Picasso on Intuition, How Creativity Works, and Where Ideas Come From by Maria Popova “To know what you’re going to draw, you have to begin drawing.” “Inspiration is for amateurs — the rest of us just show up and get to work,” painter Chuck Close memorably scoffed. “Show up, show up, show up,” novelist Isabelle Allende echoed in her advice to aspiring writers, “and after a while the muse shows up, too.” Legendary composer Pyotr Ilyich Tchaikovsky put it similarly in an 1878 letter to his benefactress: “A self-respecting artist must not fold his hands on the pretext that he is not in the mood.” Picasso having lunch at the Brasserie Lipp, chatting with Pierre Matisse, Henri Matisse's son. This was one of the questions the famed Hungarian photographer Brassaï posed to Pablo Picasso over the course of their 30-year-long interview series, collected in Conversations with Picasso (public library) — the same superb 1964 volume that gave us Picasso on success and why you should never compromise creatively. I don’t have a clue. Donating = Loving Share on Tumblr
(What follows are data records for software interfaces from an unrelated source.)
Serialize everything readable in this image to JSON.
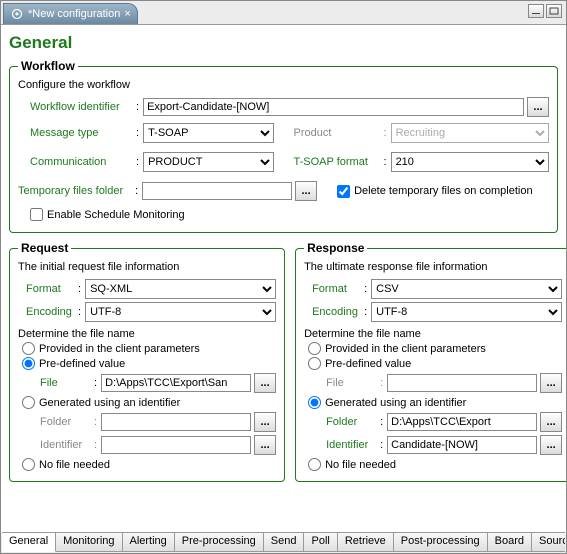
{
  "window": {
    "tab_title": "*New configuration",
    "minimize_tip": "Minimize",
    "maximize_tip": "Maximize"
  },
  "page_title": "General",
  "workflow": {
    "legend": "Workflow",
    "desc": "Configure the workflow",
    "identifier_label": "Workflow identifier",
    "identifier_value": "Export-Candidate-[NOW]",
    "message_type_label": "Message type",
    "message_type_value": "T-SOAP",
    "communication_label": "Communication",
    "communication_value": "PRODUCT",
    "product_label": "Product",
    "product_value": "Recruiting",
    "tsoap_format_label": "T-SOAP format",
    "tsoap_format_value": "210",
    "temp_folder_label": "Temporary files folder",
    "temp_folder_value": "",
    "delete_temp_label": "Delete temporary files on completion",
    "enable_schedule_label": "Enable Schedule Monitoring"
  },
  "request": {
    "legend": "Request",
    "desc": "The initial request file information",
    "format_label": "Format",
    "format_value": "SQ-XML",
    "encoding_label": "Encoding",
    "encoding_value": "UTF-8",
    "determine_label": "Determine the file name",
    "opt_client": "Provided in the client parameters",
    "opt_predef": "Pre-defined value",
    "file_label": "File",
    "file_value": "D:\\Apps\\TCC\\Export\\San",
    "opt_gen": "Generated using an identifier",
    "folder_label": "Folder",
    "folder_value": "",
    "identifier_sub_label": "Identifier",
    "identifier_sub_value": "",
    "opt_none": "No file needed"
  },
  "response": {
    "legend": "Response",
    "desc": "The ultimate response file information",
    "format_label": "Format",
    "format_value": "CSV",
    "encoding_label": "Encoding",
    "encoding_value": "UTF-8",
    "determine_label": "Determine the file name",
    "opt_client": "Provided in the client parameters",
    "opt_predef": "Pre-defined value",
    "file_label": "File",
    "file_value": "",
    "opt_gen": "Generated using an identifier",
    "folder_label": "Folder",
    "folder_value": "D:\\Apps\\TCC\\Export",
    "identifier_sub_label": "Identifier",
    "identifier_sub_value": "Candidate-[NOW]",
    "opt_none": "No file needed"
  },
  "bottom_tabs": [
    "General",
    "Monitoring",
    "Alerting",
    "Pre-processing",
    "Send",
    "Poll",
    "Retrieve",
    "Post-processing",
    "Board",
    "Source"
  ],
  "ellipsis": "..."
}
The Book of Symbols: Carl Jung’s Catalog of the Unconscious by Kirstin Butler Why Sarah Palin identifies with the grizzly bear, or what the unconscious knows but doesn’t reveal. A primary method for making sense of the world is by interpreting its symbols. We decode meaning through images and, often without realizing, are swayed by the power of their attendant associations. Beginning in the 1930s, Jung’s devotees started collecting mythological, ritualistic, and symbolic imagery under the auspices of The Archive for Research in Archetypal Symbolism (ARAS), an organization with institutes throughout the U.S. You can browse through ARAS via a list of common archetypes, or search by word, producing a cross-indexed result with thumbnail images and a timeline of where and when that idea appeared throughout history. Nonetheless, to access this treasure trove you still have to be a member of ARAS online, or take trip to one of its four physical locations. Donating = Loving Bringing you (ad-free) Brain Pickings takes hundreds of hours each month.

Why We Ignore the Obvious: The Psychology of Willful Blindness by Maria Popova How to counter the gradual narrowing of our horizons. “Keep your baby eyes (which are the eyes of genius) on what we don’t know,” pioneering investigative journalist Lincoln Steffens wrote in a beautiful 1926 letter of life-advice to his baby son. And yet the folly of the human condition is precisely that we can’t know what we don’t know — as E.F. Schumacher elegantly put it in his guide for the perplexed, “everything can be seen directly except the eye through which we see.” What obscures those transformative unknowns from view are the unconscious biases that even the best-intentioned of us succumb to. The concept of “willful blindness,” Heffernan explains, comes from the law and originates from legislature passed in the 19th century — it’s the somewhat counterintuitive idea that you’re responsible “if you could have known, and should have known, something that instead you strove not to see.” Illustration from 'How To Be a Nonconformist,' 1968. Donating = Loving